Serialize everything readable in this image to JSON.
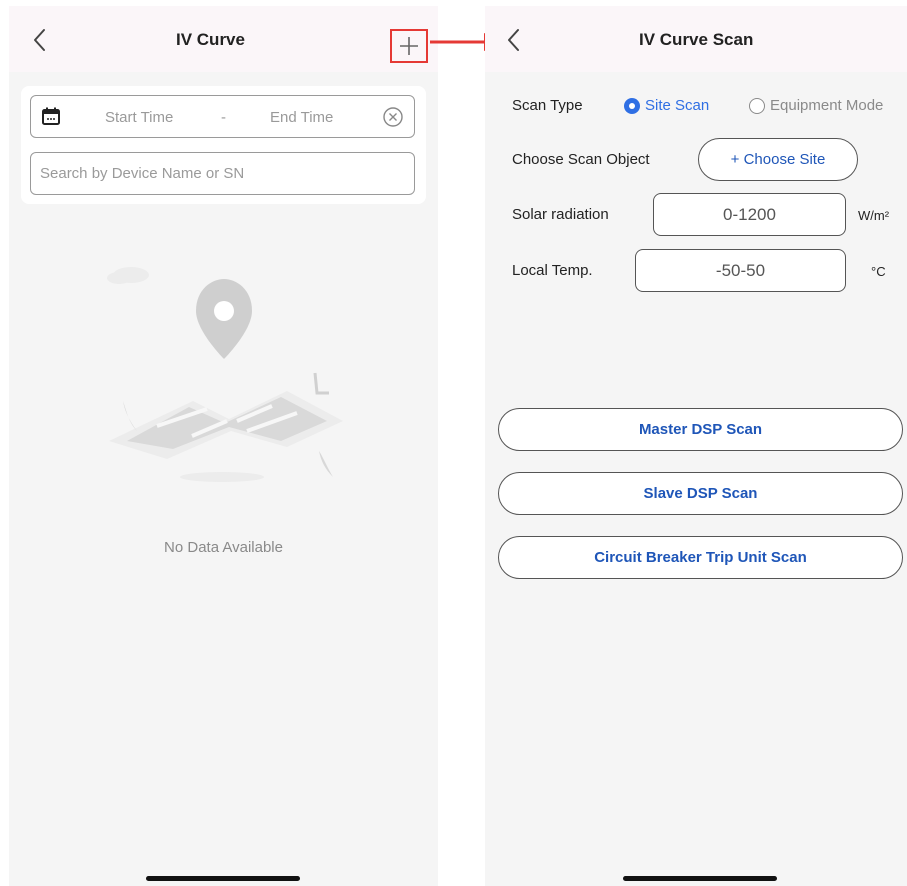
{
  "left": {
    "title": "IV Curve",
    "plus_label": "+",
    "start_time": "Start Time",
    "separator": "-",
    "end_time": "End Time",
    "search_placeholder": "Search by Device Name or SN",
    "empty_text": "No Data Available"
  },
  "right": {
    "title": "IV Curve Scan",
    "scan_type_label": "Scan Type",
    "scan_types": [
      {
        "label": "Site Scan",
        "selected": true
      },
      {
        "label": "Equipment Mode",
        "selected": false
      }
    ],
    "choose_object_label": "Choose Scan Object",
    "choose_site_button": "+ Choose Site",
    "solar_label": "Solar radiation",
    "solar_value": "0-1200",
    "solar_unit": "W/m²",
    "temp_label": "Local Temp.",
    "temp_value": "-50-50",
    "temp_unit": "°C",
    "buttons": [
      "Master DSP Scan",
      "Slave DSP Scan",
      "Circuit Breaker Trip Unit Scan"
    ]
  },
  "colors": {
    "accent_blue": "#2f6fe4",
    "button_text_blue": "#1f56b8",
    "highlight_red": "#e53935",
    "header_bg": "#fbf6f9",
    "screen_bg": "#f5f5f5"
  },
  "icons": [
    "back-icon",
    "plus-icon",
    "calendar-icon",
    "clear-icon",
    "map-pin-icon",
    "arrow-right-icon"
  ]
}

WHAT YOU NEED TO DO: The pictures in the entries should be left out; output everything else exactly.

ANSWER TO THE EXERCISE:
Serialize everything readable in this image to JSON.
{
  "left": {
    "title": "IV Curve",
    "plus_label": "+",
    "start_time": "Start Time",
    "separator": "-",
    "end_time": "End Time",
    "search_placeholder": "Search by Device Name or SN",
    "empty_text": "No Data Available"
  },
  "right": {
    "title": "IV Curve Scan",
    "scan_type_label": "Scan Type",
    "scan_types": [
      {
        "label": "Site Scan",
        "selected": true
      },
      {
        "label": "Equipment Mode",
        "selected": false
      }
    ],
    "choose_object_label": "Choose Scan Object",
    "choose_site_button": "+ Choose Site",
    "solar_label": "Solar radiation",
    "solar_value": "0-1200",
    "solar_unit": "W/m²",
    "temp_label": "Local Temp.",
    "temp_value": "-50-50",
    "temp_unit": "°C",
    "buttons": [
      "Master DSP Scan",
      "Slave DSP Scan",
      "Circuit Breaker Trip Unit Scan"
    ]
  },
  "colors": {
    "accent_blue": "#2f6fe4",
    "button_text_blue": "#1f56b8",
    "highlight_red": "#e53935",
    "header_bg": "#fbf6f9",
    "screen_bg": "#f5f5f5"
  },
  "icons": [
    "back-icon",
    "plus-icon",
    "calendar-icon",
    "clear-icon",
    "map-pin-icon",
    "arrow-right-icon"
  ]
}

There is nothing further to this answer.